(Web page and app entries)
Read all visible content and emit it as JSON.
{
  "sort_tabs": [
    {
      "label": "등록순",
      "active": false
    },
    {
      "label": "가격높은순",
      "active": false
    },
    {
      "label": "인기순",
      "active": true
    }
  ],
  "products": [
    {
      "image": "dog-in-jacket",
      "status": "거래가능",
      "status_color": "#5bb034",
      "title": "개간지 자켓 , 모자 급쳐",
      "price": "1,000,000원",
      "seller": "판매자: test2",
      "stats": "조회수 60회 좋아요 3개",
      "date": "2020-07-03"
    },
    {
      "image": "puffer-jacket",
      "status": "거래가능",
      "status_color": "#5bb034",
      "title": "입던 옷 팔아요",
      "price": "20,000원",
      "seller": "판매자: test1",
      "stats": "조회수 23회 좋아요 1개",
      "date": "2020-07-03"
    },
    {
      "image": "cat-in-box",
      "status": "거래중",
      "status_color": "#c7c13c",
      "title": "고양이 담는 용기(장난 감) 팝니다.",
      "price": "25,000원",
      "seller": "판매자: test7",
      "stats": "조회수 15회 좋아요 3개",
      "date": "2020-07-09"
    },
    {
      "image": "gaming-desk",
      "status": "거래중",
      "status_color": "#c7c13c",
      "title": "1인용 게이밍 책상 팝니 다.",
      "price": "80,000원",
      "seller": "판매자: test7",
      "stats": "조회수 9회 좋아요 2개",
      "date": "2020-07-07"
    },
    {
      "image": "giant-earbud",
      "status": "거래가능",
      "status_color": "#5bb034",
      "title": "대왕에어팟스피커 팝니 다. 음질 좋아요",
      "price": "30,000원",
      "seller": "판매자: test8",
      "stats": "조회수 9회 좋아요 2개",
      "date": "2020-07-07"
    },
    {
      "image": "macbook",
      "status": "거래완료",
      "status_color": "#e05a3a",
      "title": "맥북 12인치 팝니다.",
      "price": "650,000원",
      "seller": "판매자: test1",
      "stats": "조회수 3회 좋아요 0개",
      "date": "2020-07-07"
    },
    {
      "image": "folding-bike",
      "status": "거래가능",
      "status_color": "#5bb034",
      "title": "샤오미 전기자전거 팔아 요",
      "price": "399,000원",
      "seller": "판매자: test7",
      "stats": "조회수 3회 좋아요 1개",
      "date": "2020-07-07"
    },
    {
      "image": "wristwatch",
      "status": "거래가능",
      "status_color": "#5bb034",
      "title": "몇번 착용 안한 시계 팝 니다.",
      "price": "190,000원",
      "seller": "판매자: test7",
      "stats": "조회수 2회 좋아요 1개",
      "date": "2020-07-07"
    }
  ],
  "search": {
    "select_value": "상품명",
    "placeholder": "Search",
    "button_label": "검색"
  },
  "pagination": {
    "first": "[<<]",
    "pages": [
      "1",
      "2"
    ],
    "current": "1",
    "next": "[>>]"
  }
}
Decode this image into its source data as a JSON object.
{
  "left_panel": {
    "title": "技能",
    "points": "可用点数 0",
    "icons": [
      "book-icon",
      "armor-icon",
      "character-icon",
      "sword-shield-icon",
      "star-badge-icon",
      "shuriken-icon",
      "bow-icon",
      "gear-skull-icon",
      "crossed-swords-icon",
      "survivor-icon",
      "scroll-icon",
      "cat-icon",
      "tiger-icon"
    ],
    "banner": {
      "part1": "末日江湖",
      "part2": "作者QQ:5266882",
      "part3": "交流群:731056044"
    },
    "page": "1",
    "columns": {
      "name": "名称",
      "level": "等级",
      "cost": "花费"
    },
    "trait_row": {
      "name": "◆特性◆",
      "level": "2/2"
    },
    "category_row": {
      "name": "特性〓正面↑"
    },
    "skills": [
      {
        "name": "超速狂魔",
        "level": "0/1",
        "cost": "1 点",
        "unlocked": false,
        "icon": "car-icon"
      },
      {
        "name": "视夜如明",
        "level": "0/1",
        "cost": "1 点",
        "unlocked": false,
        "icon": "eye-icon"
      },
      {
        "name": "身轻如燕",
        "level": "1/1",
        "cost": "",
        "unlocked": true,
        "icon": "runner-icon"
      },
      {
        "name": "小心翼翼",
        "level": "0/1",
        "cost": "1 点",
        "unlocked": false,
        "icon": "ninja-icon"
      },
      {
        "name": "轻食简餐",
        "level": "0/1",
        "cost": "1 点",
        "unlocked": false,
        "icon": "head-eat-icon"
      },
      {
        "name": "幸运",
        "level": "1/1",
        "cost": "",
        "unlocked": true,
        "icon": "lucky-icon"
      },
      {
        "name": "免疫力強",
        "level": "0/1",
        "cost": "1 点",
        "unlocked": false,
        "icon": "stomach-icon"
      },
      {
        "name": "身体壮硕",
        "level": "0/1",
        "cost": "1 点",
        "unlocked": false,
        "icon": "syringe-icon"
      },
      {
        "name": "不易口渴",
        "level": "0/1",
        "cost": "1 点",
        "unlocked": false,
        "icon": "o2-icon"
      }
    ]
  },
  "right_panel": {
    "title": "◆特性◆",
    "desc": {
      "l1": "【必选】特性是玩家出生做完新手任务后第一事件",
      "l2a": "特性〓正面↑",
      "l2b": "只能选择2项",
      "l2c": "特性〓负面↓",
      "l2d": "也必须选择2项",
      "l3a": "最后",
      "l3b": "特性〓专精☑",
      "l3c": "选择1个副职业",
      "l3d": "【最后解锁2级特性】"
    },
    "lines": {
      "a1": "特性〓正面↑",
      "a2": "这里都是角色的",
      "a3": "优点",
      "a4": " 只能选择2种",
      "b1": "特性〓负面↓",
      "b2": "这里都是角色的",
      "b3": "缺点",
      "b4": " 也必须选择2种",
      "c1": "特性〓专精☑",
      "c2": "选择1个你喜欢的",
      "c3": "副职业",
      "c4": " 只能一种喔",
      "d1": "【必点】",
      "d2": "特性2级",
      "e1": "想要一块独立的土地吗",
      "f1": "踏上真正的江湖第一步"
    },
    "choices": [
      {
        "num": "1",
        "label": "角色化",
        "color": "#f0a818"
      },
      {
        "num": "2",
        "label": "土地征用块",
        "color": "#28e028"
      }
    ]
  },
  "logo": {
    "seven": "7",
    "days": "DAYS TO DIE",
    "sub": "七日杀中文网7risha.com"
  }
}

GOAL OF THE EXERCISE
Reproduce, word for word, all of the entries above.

EXERCISE OUTPUT
Read all visible content and emit it as JSON.
{
  "sort_tabs": [
    {
      "label": "등록순",
      "active": false
    },
    {
      "label": "가격높은순",
      "active": false
    },
    {
      "label": "인기순",
      "active": true
    }
  ],
  "products": [
    {
      "image": "dog-in-jacket",
      "status": "거래가능",
      "status_color": "#5bb034",
      "title": "개간지 자켓 , 모자 급쳐",
      "price": "1,000,000원",
      "seller": "판매자: test2",
      "stats": "조회수 60회 좋아요 3개",
      "date": "2020-07-03"
    },
    {
      "image": "puffer-jacket",
      "status": "거래가능",
      "status_color": "#5bb034",
      "title": "입던 옷 팔아요",
      "price": "20,000원",
      "seller": "판매자: test1",
      "stats": "조회수 23회 좋아요 1개",
      "date": "2020-07-03"
    },
    {
      "image": "cat-in-box",
      "status": "거래중",
      "status_color": "#c7c13c",
      "title": "고양이 담는 용기(장난 감) 팝니다.",
      "price": "25,000원",
      "seller": "판매자: test7",
      "stats": "조회수 15회 좋아요 3개",
      "date": "2020-07-09"
    },
    {
      "image": "gaming-desk",
      "status": "거래중",
      "status_color": "#c7c13c",
      "title": "1인용 게이밍 책상 팝니 다.",
      "price": "80,000원",
      "seller": "판매자: test7",
      "stats": "조회수 9회 좋아요 2개",
      "date": "2020-07-07"
    },
    {
      "image": "giant-earbud",
      "status": "거래가능",
      "status_color": "#5bb034",
      "title": "대왕에어팟스피커 팝니 다. 음질 좋아요",
      "price": "30,000원",
      "seller": "판매자: test8",
      "stats": "조회수 9회 좋아요 2개",
      "date": "2020-07-07"
    },
    {
      "image": "macbook",
      "status": "거래완료",
      "status_color": "#e05a3a",
      "title": "맥북 12인치 팝니다.",
      "price": "650,000원",
      "seller": "판매자: test1",
      "stats": "조회수 3회 좋아요 0개",
      "date": "2020-07-07"
    },
    {
      "image": "folding-bike",
      "status": "거래가능",
      "status_color": "#5bb034",
      "title": "샤오미 전기자전거 팔아 요",
      "price": "399,000원",
      "seller": "판매자: test7",
      "stats": "조회수 3회 좋아요 1개",
      "date": "2020-07-07"
    },
    {
      "image": "wristwatch",
      "status": "거래가능",
      "status_color": "#5bb034",
      "title": "몇번 착용 안한 시계 팝 니다.",
      "price": "190,000원",
      "seller": "판매자: test7",
      "stats": "조회수 2회 좋아요 1개",
      "date": "2020-07-07"
    }
  ],
  "search": {
    "select_value": "상품명",
    "placeholder": "Search",
    "button_label": "검색"
  },
  "pagination": {
    "first": "[<<]",
    "pages": [
      "1",
      "2"
    ],
    "current": "1",
    "next": "[>>]"
  }
}
Decode this image into its source data as a JSON object.
{
  "left_panel": {
    "title": "技能",
    "points": "可用点数 0",
    "icons": [
      "book-icon",
      "armor-icon",
      "character-icon",
      "sword-shield-icon",
      "star-badge-icon",
      "shuriken-icon",
      "bow-icon",
      "gear-skull-icon",
      "crossed-swords-icon",
      "survivor-icon",
      "scroll-icon",
      "cat-icon",
      "tiger-icon"
    ],
    "banner": {
      "part1": "末日江湖",
      "part2": "作者QQ:5266882",
      "part3": "交流群:731056044"
    },
    "page": "1",
    "columns": {
      "name": "名称",
      "level": "等级",
      "cost": "花费"
    },
    "trait_row": {
      "name": "◆特性◆",
      "level": "2/2"
    },
    "category_row": {
      "name": "特性〓正面↑"
    },
    "skills": [
      {
        "name": "超速狂魔",
        "level": "0/1",
        "cost": "1 点",
        "unlocked": false,
        "icon": "car-icon"
      },
      {
        "name": "视夜如明",
        "level": "0/1",
        "cost": "1 点",
        "unlocked": false,
        "icon": "eye-icon"
      },
      {
        "name": "身轻如燕",
        "level": "1/1",
        "cost": "",
        "unlocked": true,
        "icon": "runner-icon"
      },
      {
        "name": "小心翼翼",
        "level": "0/1",
        "cost": "1 点",
        "unlocked": false,
        "icon": "ninja-icon"
      },
      {
        "name": "轻食简餐",
        "level": "0/1",
        "cost": "1 点",
        "unlocked": false,
        "icon": "head-eat-icon"
      },
      {
        "name": "幸运",
        "level": "1/1",
        "cost": "",
        "unlocked": true,
        "icon": "lucky-icon"
      },
      {
        "name": "免疫力強",
        "level": "0/1",
        "cost": "1 点",
        "unlocked": false,
        "icon": "stomach-icon"
      },
      {
        "name": "身体壮硕",
        "level": "0/1",
        "cost": "1 点",
        "unlocked": false,
        "icon": "syringe-icon"
      },
      {
        "name": "不易口渴",
        "level": "0/1",
        "cost": "1 点",
        "unlocked": false,
        "icon": "o2-icon"
      }
    ]
  },
  "right_panel": {
    "title": "◆特性◆",
    "desc": {
      "l1": "【必选】特性是玩家出生做完新手任务后第一事件",
      "l2a": "特性〓正面↑",
      "l2b": "只能选择2项",
      "l2c": "特性〓负面↓",
      "l2d": "也必须选择2项",
      "l3a": "最后",
      "l3b": "特性〓专精☑",
      "l3c": "选择1个副职业",
      "l3d": "【最后解锁2级特性】"
    },
    "lines": {
      "a1": "特性〓正面↑",
      "a2": "这里都是角色的",
      "a3": "优点",
      "a4": " 只能选择2种",
      "b1": "特性〓负面↓",
      "b2": "这里都是角色的",
      "b3": "缺点",
      "b4": " 也必须选择2种",
      "c1": "特性〓专精☑",
      "c2": "选择1个你喜欢的",
      "c3": "副职业",
      "c4": " 只能一种喔",
      "d1": "【必点】",
      "d2": "特性2级",
      "e1": "想要一块独立的土地吗",
      "f1": "踏上真正的江湖第一步"
    },
    "choices": [
      {
        "num": "1",
        "label": "角色化",
        "color": "#f0a818"
      },
      {
        "num": "2",
        "label": "土地征用块",
        "color": "#28e028"
      }
    ]
  },
  "logo": {
    "seven": "7",
    "days": "DAYS TO DIE",
    "sub": "七日杀中文网7risha.com"
  }
}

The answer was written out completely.